- Parameters – these have their own set of problems
- Since we can use both programming language and code, you can easily employ AWS SSM Parameter Store values, which are great for this case and a bit similar to Exports; however, there won’t be any tight coupling involved.
Now we get to the other end of the spectrum. You should know that AWS CDK has been designed to work flawlessly in mixed environments, with the clever assumption that we won’t rewrite everything immediately into AWS CDK. Therefore, you will have to find a way to exchange information in a bidirectional way between the existing AWS CloudFormation and the AWS CDK stacks.
Sharing between AWS CDK and AWS CloudFormation

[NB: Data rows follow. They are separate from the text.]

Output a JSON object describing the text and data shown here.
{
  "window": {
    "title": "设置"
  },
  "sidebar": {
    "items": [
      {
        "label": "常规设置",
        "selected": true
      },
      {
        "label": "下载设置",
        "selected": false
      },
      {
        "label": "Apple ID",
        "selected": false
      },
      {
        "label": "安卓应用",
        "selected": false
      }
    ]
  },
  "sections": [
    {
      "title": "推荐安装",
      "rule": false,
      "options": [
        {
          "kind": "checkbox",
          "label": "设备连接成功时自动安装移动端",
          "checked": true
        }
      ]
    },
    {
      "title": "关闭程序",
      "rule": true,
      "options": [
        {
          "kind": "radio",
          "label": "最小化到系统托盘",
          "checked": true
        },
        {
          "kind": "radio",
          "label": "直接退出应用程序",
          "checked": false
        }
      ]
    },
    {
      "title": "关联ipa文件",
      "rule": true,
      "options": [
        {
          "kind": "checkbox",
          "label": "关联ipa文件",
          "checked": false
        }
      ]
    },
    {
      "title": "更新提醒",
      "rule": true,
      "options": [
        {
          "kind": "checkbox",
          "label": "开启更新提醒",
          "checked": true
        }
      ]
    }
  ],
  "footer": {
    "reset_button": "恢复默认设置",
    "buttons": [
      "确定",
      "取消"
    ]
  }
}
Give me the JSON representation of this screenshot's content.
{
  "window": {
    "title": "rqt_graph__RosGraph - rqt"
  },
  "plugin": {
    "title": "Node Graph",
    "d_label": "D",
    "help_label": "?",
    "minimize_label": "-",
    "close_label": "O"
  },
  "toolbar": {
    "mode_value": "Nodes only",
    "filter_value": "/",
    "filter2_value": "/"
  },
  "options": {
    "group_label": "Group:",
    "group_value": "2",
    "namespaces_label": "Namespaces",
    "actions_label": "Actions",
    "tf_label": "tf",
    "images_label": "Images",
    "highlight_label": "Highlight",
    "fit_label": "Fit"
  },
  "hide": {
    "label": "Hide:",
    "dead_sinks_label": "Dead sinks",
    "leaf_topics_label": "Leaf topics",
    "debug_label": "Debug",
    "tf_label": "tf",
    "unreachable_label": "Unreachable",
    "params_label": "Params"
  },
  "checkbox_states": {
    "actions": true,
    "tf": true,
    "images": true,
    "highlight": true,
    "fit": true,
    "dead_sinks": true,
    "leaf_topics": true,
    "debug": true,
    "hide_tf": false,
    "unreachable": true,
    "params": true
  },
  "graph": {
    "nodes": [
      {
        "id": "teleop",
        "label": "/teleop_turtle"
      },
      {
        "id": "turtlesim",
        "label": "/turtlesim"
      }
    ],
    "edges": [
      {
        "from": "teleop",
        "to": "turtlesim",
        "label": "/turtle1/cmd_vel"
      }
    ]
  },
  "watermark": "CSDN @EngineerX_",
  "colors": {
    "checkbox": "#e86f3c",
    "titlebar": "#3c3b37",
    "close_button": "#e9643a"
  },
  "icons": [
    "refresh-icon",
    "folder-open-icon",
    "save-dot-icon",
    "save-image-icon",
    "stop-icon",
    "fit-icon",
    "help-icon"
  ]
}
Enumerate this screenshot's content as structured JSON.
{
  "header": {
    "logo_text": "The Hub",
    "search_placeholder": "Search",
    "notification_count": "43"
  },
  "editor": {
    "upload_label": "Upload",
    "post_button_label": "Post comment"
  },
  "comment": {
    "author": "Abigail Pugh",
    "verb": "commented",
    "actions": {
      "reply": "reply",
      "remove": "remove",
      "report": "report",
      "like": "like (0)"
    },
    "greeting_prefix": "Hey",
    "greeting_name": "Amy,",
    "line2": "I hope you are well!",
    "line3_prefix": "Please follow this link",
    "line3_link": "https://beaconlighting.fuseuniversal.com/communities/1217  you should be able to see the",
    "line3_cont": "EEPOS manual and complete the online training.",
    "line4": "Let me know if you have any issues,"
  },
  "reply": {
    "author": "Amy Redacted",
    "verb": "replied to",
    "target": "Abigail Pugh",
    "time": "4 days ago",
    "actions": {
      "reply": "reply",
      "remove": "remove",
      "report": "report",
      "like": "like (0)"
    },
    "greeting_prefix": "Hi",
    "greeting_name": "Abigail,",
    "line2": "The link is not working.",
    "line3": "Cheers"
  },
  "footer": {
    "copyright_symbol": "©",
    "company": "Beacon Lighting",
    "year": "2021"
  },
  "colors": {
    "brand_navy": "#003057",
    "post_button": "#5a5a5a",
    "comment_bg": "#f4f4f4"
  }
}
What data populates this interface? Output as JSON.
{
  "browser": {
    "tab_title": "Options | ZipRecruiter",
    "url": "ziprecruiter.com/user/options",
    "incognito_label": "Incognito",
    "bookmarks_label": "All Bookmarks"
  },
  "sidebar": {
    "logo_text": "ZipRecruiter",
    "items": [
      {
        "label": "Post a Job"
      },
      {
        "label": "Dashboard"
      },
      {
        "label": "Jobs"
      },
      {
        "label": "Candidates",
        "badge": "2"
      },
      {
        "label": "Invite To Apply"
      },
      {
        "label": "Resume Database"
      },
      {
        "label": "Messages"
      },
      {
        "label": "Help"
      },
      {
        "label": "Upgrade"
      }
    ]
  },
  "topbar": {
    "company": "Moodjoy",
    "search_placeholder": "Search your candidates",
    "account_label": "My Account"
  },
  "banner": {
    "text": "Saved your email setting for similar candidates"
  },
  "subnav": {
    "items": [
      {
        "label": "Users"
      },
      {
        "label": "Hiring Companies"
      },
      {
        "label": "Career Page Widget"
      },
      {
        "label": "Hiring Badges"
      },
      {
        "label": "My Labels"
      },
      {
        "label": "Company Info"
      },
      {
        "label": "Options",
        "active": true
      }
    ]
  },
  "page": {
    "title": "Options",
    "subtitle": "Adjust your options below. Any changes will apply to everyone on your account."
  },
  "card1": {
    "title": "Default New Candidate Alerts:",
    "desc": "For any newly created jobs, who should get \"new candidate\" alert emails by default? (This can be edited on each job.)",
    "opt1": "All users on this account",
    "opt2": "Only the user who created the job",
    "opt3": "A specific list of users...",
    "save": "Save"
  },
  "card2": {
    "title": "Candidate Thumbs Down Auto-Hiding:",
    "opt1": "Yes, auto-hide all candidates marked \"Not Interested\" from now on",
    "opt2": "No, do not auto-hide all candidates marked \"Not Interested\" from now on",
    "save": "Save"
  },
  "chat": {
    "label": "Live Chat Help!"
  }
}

We will use the help of an example to explain this process to you easily.
If you have a VPC inside a CDK application, while you’re looking to use the template of AWS CloudFormation, it will function exactly like sharing templates across plain CFN templates. We will be using Exports and Outputs in one template, and the other will include Imports or Parameters.
You can easily export in AWS CDK by calling vpc.export() inside the CDK application. That will create Experts for every attribute of your VPC, which another CDK stack will have to import, and these outputs will be available for all AWS CloudFormation stacks in any regions you are operating in. All you will need to do is deploy through AWS CDK and select your preferred method to get the VPC information into another template.
If you’re not thrilled about the naming convention by default of the Exports (it’s something that can be understood as they are designed in such a way that you consume them transparently), it can be changed by you. All you must do is add some extra outputs (through new Output ()) into your CDK stack, and that will directly translate into the Outputs section of AWS CloudFormation, and you can also create exported values if you want too as well.
Sharing between AWS CloudFormation and AWS CDK
Now we will be analyzing the case in reverse, and if you have an existing VPC that has been deployed via CloudFormation or else, and you want to use it in a CDK application.
Here you will want to import it through Vpc.fromLookup(…) (through its name or some other options) or Vpc.fromVPCAttributes(…) (it’s going to be more flexible as there are several attributes in the VpcAttributes struct). Also, you can do additional resources similarly (e.g., Bucket.fromBucketArn(…)), as that will add new values in the context.
The Bottom Line
Sharing resources in AWS CDK is an essential topic and one that you should keep in mind because it serves multiple purposes. If you are managing existing infrastructure, you should know the different ways you can share resources in AWS CDK. Since AWS CDK is also a part of AWS CloudFormation, many people feel that it is both a blessing (as you can easily use the existing mechanisms) and can be a curse (because the mechanisms you use can constrain you in different cases).
The primary job of individuals is trying to understand and then select the machinery that is appropriate for the job. That is easier said than done, especially when it comes to AWS CDK, as there are so many complexities involved, but hopefully, this article has made it easier for you to understand some of them.
Further blogs within this Ways to Share Resources in AWS CDK category.